But most of us from the East tend rather to try to be as much "like the others" as possible. Obviously, looking towards the solidness of the Germans, the intellectual dandiness of the French and the mature democracy of the Britons isn't that bad, but does it make Easterners full members of the community?
Presidencies create occasions to make some efforts at looking for new aspects of Europe and that "irreplaceability". But, as always when it comes to uniting Europe, the efforts cannot just be one-sided – so maybe we should begin with a short lesson in a few useful Hungarian expressions!
A surprise task for the participants at our Hamburg workshop was to design and film an advert for E&M in 15 mins. They made a fantastic short showing each part of the magazine and its focus, ending on:
The Sixth Sense ~ 'Can you feel it?' ~ Here's Juliane, from Copenhagen, representing Brain.
This issue's Brain has an excellent article on freedom of speech by the way. Check it out here!

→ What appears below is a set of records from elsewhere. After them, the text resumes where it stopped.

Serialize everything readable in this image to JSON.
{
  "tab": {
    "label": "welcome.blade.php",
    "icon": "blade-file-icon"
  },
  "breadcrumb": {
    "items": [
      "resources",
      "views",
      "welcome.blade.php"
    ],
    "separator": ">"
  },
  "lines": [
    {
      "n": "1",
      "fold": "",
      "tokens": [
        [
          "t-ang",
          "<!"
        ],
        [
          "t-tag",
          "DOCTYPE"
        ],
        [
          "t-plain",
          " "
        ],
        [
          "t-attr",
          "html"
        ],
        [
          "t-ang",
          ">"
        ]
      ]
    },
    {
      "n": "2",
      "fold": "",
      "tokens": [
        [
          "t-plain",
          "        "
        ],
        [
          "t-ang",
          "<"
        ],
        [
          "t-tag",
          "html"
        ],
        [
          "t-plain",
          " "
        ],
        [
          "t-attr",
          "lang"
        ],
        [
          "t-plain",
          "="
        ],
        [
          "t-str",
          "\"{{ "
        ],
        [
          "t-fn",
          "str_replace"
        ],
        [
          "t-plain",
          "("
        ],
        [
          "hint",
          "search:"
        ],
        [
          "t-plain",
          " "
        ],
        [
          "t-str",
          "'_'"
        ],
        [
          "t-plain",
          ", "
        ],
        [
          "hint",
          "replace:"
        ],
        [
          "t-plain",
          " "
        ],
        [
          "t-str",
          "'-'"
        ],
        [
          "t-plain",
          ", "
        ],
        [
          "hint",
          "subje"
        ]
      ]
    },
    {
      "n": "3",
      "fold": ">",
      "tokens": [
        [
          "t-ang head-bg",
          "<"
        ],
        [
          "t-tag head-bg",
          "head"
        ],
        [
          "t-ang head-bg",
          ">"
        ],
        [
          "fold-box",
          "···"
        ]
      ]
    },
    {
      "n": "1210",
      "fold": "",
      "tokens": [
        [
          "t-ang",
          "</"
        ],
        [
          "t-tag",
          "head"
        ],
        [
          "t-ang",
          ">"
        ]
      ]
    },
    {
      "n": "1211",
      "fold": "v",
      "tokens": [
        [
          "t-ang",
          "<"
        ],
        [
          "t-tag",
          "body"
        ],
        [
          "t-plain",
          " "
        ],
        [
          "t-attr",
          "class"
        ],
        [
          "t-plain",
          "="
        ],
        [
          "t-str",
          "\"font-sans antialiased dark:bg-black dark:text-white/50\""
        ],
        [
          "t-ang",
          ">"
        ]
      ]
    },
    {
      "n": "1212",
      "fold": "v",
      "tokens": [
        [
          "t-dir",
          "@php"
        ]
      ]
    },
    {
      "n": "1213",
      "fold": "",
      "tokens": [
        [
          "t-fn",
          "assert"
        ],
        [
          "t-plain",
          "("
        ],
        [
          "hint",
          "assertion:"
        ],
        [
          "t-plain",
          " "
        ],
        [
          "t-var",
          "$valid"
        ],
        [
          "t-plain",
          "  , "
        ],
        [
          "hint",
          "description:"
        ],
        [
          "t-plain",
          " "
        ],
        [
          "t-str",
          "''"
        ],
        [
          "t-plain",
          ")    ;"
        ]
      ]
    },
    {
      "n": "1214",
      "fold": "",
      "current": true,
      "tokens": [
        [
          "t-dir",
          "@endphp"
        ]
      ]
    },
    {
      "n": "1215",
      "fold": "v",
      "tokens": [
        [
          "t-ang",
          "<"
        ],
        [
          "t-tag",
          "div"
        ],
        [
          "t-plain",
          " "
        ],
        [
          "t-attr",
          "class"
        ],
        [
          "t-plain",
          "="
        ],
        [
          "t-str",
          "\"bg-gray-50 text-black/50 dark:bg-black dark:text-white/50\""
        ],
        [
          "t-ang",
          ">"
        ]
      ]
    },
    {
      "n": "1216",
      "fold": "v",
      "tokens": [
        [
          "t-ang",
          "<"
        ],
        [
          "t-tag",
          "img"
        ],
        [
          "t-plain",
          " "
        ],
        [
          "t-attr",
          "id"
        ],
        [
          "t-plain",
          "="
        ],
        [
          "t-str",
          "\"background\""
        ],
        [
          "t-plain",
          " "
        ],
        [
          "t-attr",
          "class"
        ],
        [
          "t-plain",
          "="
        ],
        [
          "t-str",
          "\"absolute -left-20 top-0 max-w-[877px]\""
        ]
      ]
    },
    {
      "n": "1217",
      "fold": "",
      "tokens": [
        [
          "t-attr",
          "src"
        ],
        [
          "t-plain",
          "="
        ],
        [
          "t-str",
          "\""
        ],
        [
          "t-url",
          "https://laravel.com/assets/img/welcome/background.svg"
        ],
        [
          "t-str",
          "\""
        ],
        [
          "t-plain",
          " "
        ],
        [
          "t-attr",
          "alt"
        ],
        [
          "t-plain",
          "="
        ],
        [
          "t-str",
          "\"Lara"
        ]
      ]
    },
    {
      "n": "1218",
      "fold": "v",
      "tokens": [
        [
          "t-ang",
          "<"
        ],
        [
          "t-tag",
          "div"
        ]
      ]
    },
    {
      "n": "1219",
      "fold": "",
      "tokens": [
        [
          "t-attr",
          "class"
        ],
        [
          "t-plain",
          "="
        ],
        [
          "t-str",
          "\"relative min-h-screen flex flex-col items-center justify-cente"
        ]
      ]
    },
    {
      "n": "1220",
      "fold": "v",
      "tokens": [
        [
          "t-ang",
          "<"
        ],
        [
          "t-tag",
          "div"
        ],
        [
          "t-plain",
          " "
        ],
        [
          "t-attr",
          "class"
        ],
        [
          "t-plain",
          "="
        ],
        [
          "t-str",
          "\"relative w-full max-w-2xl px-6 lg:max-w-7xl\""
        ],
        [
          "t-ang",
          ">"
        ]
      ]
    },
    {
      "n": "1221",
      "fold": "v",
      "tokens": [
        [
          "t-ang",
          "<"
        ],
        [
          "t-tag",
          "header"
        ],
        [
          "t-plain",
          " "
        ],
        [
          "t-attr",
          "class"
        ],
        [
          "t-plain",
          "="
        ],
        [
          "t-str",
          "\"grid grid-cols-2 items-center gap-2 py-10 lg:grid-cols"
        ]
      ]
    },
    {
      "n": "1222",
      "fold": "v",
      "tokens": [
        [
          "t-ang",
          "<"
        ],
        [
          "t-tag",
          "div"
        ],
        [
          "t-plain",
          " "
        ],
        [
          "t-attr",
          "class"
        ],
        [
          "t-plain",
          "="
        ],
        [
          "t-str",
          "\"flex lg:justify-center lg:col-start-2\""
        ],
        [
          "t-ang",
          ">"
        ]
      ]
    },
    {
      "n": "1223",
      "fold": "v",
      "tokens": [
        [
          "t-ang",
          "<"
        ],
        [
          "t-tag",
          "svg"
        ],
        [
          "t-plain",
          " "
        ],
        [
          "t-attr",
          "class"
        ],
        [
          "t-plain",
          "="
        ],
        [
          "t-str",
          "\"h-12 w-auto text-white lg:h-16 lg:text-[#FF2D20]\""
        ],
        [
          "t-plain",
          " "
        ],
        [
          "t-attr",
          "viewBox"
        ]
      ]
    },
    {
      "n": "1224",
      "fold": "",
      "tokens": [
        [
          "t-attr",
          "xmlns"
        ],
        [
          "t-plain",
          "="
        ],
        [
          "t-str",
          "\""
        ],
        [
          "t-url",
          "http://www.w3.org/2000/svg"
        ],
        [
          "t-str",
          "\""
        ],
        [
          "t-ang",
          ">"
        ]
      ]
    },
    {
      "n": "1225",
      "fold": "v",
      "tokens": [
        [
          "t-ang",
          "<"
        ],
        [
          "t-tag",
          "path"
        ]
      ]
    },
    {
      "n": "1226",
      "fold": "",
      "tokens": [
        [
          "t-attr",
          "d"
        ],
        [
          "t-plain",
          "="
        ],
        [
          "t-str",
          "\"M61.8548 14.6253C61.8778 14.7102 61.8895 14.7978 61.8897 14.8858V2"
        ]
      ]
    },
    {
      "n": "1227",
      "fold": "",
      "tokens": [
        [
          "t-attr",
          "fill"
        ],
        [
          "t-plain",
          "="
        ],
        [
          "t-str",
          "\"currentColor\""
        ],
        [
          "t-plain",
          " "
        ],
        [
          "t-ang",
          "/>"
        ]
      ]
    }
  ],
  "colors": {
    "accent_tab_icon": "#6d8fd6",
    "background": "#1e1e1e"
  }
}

Hamburg, home of the famous Hanseatic league, is the venue for January's E&M Workshop. The picturesque view from our hostel took in the ports which once dominated trade across Medieval Europe and the icy river Elbe.